This is my first book by Cynthia Hand, and I was very impressed with her writing. It felt very solid and tight and flowed really well. I was reading this book on my iPhone at work most of the time and I kept having trouble finding a place to stop and getting really upset when I DID have to stop because my break was over. I found myself wanting to go back to it, wanting to figure things out.

I loved Lexi’s voice. She was smart and sassy and just the right amount of sad. I always felt so bad for her and her family, but I never felt like she was unrealistic. I loved how nerdy she was, how apologetic she was about herself, her interests, her dreams. The whole MIT thing was amusing to me because my husband goes there and I work at the MIT bookstore.

Lexi’s relationship with her mother, her friends (old and new) and her father were all complex and interesting. I know what it’s like to lose friends because you just can’t function normally at the time and how they can have trouble knowing how to connect with you. I loved that Lexi told her mom off at one point. I was really worried it was going to turn into another ‘nonfunctional parent guilting their college-bound child into foregoing their dreams to stay home and take care of them’ story (which I’ve seen a lot of recently) but thankfully it didn’t turn out that way.

The only things that really didn’t work well for me were the ghost aspect and the second suicide. I could never figure out what was the point of the ghost. Was it a real ghost? Was it just their imagination? I guess it was explained but for a good portion of the time I kept thinking that this was going to turn supernatural on me. So I wasn’t sure about that. And the second suicide… I just didn’t think it was necessary, and I thought that it was going to go all THE PROGRAM on me, especially when Lexi started to quote suicide statistics (I really thought that a mystery was going to pop up and she was going to solve it or something).

The author’s note at the end really got to me thought. And I think it’s…I don’t even have a word.

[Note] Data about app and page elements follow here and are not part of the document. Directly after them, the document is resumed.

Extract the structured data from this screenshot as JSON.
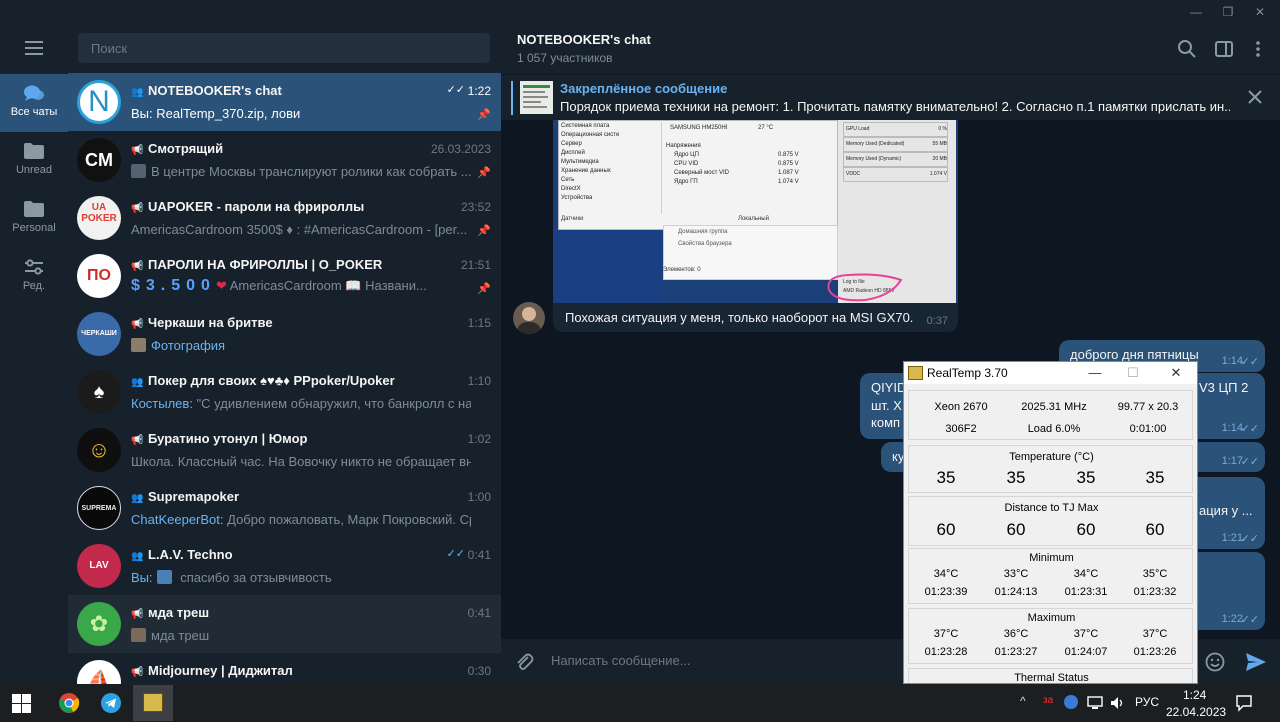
{
  "window": {
    "minimize": "—",
    "restore": "❐",
    "close": "✕"
  },
  "rail": {
    "menu_icon": "hamburger-icon",
    "folders": [
      {
        "label": "Все чаты",
        "icon": "chats-icon"
      },
      {
        "label": "Unread",
        "icon": "folder-icon"
      },
      {
        "label": "Personal",
        "icon": "folder-icon"
      },
      {
        "label": "Ред.",
        "icon": "sliders-icon"
      }
    ]
  },
  "search": {
    "placeholder": "Поиск"
  },
  "chats": [
    {
      "name": "NOTEBOOKER's chat",
      "time": "1:22",
      "who": "Вы:",
      "preview": " RealTemp_370.zip, лови",
      "avatar": "N"
    },
    {
      "name": "Смотрящий",
      "time": "26.03.2023",
      "preview": "В центре Москвы транслируют ролики как собрать ...",
      "avatar": "CM"
    },
    {
      "name": "UAPOKER - пароли на фрироллы",
      "time": "23:52",
      "preview": "AmericasCardroom 3500$ ♦ : #AmericasCardroom - [per...",
      "avatar": "UA POKER"
    },
    {
      "name": "ПАРОЛИ НА ФРИРОЛЛЫ | O_POKER",
      "time": "21:51",
      "digits": "$3.500",
      "heart": "❤",
      "preview": " AmericasCardroom 📖 Названи...",
      "avatar": "ПО"
    },
    {
      "name": "Черкаши на бритве",
      "time": "1:15",
      "who": "Фотография",
      "preview": "",
      "avatar": "ЧЕРКАШИ"
    },
    {
      "name": "Покер для своих ♠♥♣♦ PPpoker/Upoker",
      "time": "1:10",
      "who": "Костылев:",
      "preview": " \"С удивлением обнаружил, что банкролл с начала...",
      "avatar": "♠"
    },
    {
      "name": "Буратино утонул | Юмор",
      "time": "1:02",
      "preview": "Школа. Классный час. На Вовочку никто не обращает вним...",
      "avatar": "☺"
    },
    {
      "name": "Supremapoker",
      "time": "1:00",
      "who": "ChatKeeperBot:",
      "preview": " Добро пожаловать, Марк Покровский.  Сро...",
      "avatar": "SUPREMA"
    },
    {
      "name": "L.A.V. Techno",
      "time": "0:41",
      "who": "Вы:",
      "preview": " спасибо за отзывчивость",
      "avatar": "LAV"
    },
    {
      "name": "мда треш",
      "time": "0:41",
      "preview": "мда треш",
      "avatar": "✿"
    },
    {
      "name": "Midjourney | Диджитал",
      "time": "0:30",
      "preview": "",
      "avatar": "⛵"
    }
  ],
  "chat": {
    "title": "NOTEBOOKER's chat",
    "members": "1 057 участников",
    "pinned_title": "Закреплённое сообщение",
    "pinned_text": "Порядок приема техники на ремонт: 1. Прочитать памятку внимательно! 2. Согласно п.1 памятки прислать ин...",
    "incoming_text": "Похожая ситуация у меня, только наоборот на MSI GX70.",
    "incoming_time": "0:37",
    "photo": {
      "tree": [
        "Системная плата",
        "Операционная систе",
        "Сервер",
        "Дисплей",
        "Мультимедиа",
        "Хранение данных",
        "Сеть",
        "DirectX",
        "Устройства"
      ],
      "drive": "SAMSUNG HM250HI",
      "drive_temp": "27 °C",
      "volt_head": "Напряжения",
      "volts": [
        [
          "Ядро ЦП",
          "0.875 V"
        ],
        [
          "CPU VID",
          "0.875 V"
        ],
        [
          "Северный мост VID",
          "1.087 V"
        ],
        [
          "Ядро ГП",
          "1.074 V"
        ]
      ],
      "gpu_rows": [
        [
          "GPU Load",
          "0 %"
        ],
        [
          "Memory Used (Dedicated)",
          "55 MB"
        ],
        [
          "Memory Used (Dynamic)",
          "20 MB"
        ],
        [
          "VDDC",
          "1.074 V"
        ]
      ],
      "sensors": "Датчики",
      "local": "Локальный",
      "menu": [
        "Домашняя группа",
        "Свойства браузера"
      ],
      "elements": "Элементов: 0",
      "logfile": "Log to file",
      "gpu": "AMD Radeon HD 8850"
    },
    "out_messages": [
      {
        "text": "доброго дня пятницы",
        "time": "1:14"
      },
      {
        "text": "QIYID",
        "extra": "V3 ЦП 2",
        "text2": "шт. Х",
        "text3": "комп",
        "time": "1:14"
      },
      {
        "text": "ку",
        "time": "1:17"
      },
      {
        "text": "ация у ...",
        "time": "1:21"
      },
      {
        "text": "",
        "time": "1:22"
      }
    ],
    "composer_placeholder": "Написать сообщение..."
  },
  "realtemp": {
    "title": "RealTemp 3.70",
    "cpu": "Xeon 2670",
    "freq": "2025.31 MHz",
    "mult": "99.77 x 20.3",
    "cpuid": "306F2",
    "load": "Load  6.0%",
    "uptime": "0:01:00",
    "temp_title": "Temperature (°C)",
    "temps": [
      "35",
      "35",
      "35",
      "35"
    ],
    "dist_title": "Distance to TJ Max",
    "dist": [
      "60",
      "60",
      "60",
      "60"
    ],
    "min_title": "Minimum",
    "min_vals": [
      "34°C",
      "33°C",
      "34°C",
      "35°C"
    ],
    "min_times": [
      "01:23:39",
      "01:24:13",
      "01:23:31",
      "01:23:32"
    ],
    "max_title": "Maximum",
    "max_vals": [
      "37°C",
      "36°C",
      "37°C",
      "37°C"
    ],
    "max_times": [
      "01:23:28",
      "01:23:27",
      "01:24:07",
      "01:23:26"
    ],
    "status_title": "Thermal Status"
  },
  "taskbar": {
    "lang": "РУС",
    "time": "1:24",
    "date": "22.04.2023",
    "badge": "за",
    "caret": "^"
  },
  "colors": {
    "accent": "#2b5278",
    "link": "#6ab3f3",
    "bg": "#0e1621",
    "panel": "#17212b"
  }
}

But she shared her personal story with us and that took guts.

If you enjoyed All the Bright Places, which was a fave of mine, and just came out, then you’ll also love this. Put it on your TBR!!!